The other day, I was showing Haley (My girlfriend’s daughter) the movie ‘Karate Kid’, since it is a martial arts classic and she has never seen it before.
I will confess that I was a little concerned she would decide to try karate after watching the movie (because watching things in a movie always looks “cooler” than in real life), but it was a risk that I was willing to take.
I showed her this movie because there are many good lessons in it, and I wanted her to hear them from someone else (Mr. Miyagi, in this case) rather than me. For reasons I can’t explain, when people hear things from someone they respect outside the familiarity of their home, they tend to retain more.
She liked the movie so much we ended up watching the next two sequels.
In the sequel #3 (I believe), one of the Senseis tells Daniel son about the 3 Ds to become a martial arts champion: Desire, Devotion and Discipline.
Napoleon Hill, the godfather of all the personal achievement philosophies of today, wrote in his books
about the 17 principles that he believes are the keystones to personal achievement. His # 1 principle is “Burning Desire”, coincidently. He also wrote about self-discipline and devotion.
As a Brazilian Jiu-Jitsu competitor for over 26 years and a person that has achieved victories and defeats in my field, I can assure you that these 3 Ds played a major role in my personal achievements… so that makes me think… what about outside of the martial arts world? Are the 3 Ds important to achieve higher goals?
Napoleon Hill definitely thought so. I think so too. But why don’t most people use them? And why do most of the people that use them, quit before achieving their goals? Some things are hard to explain or understand, but if I were to guess, I think the first mistake most people make is not understanding what a “Burning Desire” is.
Once, I heard a very extreme example of what a Burning Desire really is, which helped me to understand the idea more clearly. Here is the example: “Imagine a mother seeing her son or daughter locked in a car in flames, the desire that she will have to save his/her life from burning is the example of what I call Burning Desire. She would do anything necessary to save her child and nothing in this world could stop her.”
There are many levels of desire, some stronger than others. The example above is about the ultimate desire, a desire so intense that burns you from inside. When Napoleon Hill said that all high achievers have some things in common, and one of them is a “burning desire”, and this desire is so strong that nothing could stop them until they reach their goals; then I could see the connection.

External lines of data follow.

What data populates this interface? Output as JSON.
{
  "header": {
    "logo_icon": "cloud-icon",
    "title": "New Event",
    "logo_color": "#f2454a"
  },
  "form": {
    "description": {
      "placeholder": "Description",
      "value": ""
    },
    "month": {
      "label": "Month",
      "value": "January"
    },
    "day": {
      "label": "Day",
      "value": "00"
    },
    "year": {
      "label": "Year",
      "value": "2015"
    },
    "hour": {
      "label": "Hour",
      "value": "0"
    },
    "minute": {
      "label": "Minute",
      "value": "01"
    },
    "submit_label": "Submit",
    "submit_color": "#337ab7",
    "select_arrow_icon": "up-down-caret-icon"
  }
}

You see… when people want or desire anything, if as soon as they face some obstacles they stop trying, then… they don’t have a burning desire.
But burning desire is just the first step. Napoleon Hill said it must turn into a definite goal and you must have a plan to achieve it. We need a lot of discipline to follow through with our plan or even to change it if it doesn’t work. All high achievers have enormous self-discipline. Some people say that the difference between success and failure is in our discipline to act upon our plan of action; pushing ourselves to do things even when we don’t feel like it, just because they have to be done. Self-discipline is one of the most important martial arts principles.
That brings us to devotion. Devotion, in this case, is a strong feeling of love that someone shows by
paying a lot of attention to something; the act of spending a lot of time and energy on something.
I’ve always had devotion to Brazilian Jiu-Jitsu. That combined with my desire to learn and be the best of what I do is my motivation to keep up with my self-discipline.
I believe we all could develop these 3 Ds. They work in any context: spiritual, sports, education, financial, personal development, relationships, etc. And we should definitely teach our children the importance of them. Guillobel Brazilian Jiu-Jitsu San Clemente is committed to teach these and many more lessons to our students, but parents should emphasize them too, unless you disagree with me (and that’s okay).
Sensei Paulo Guillobel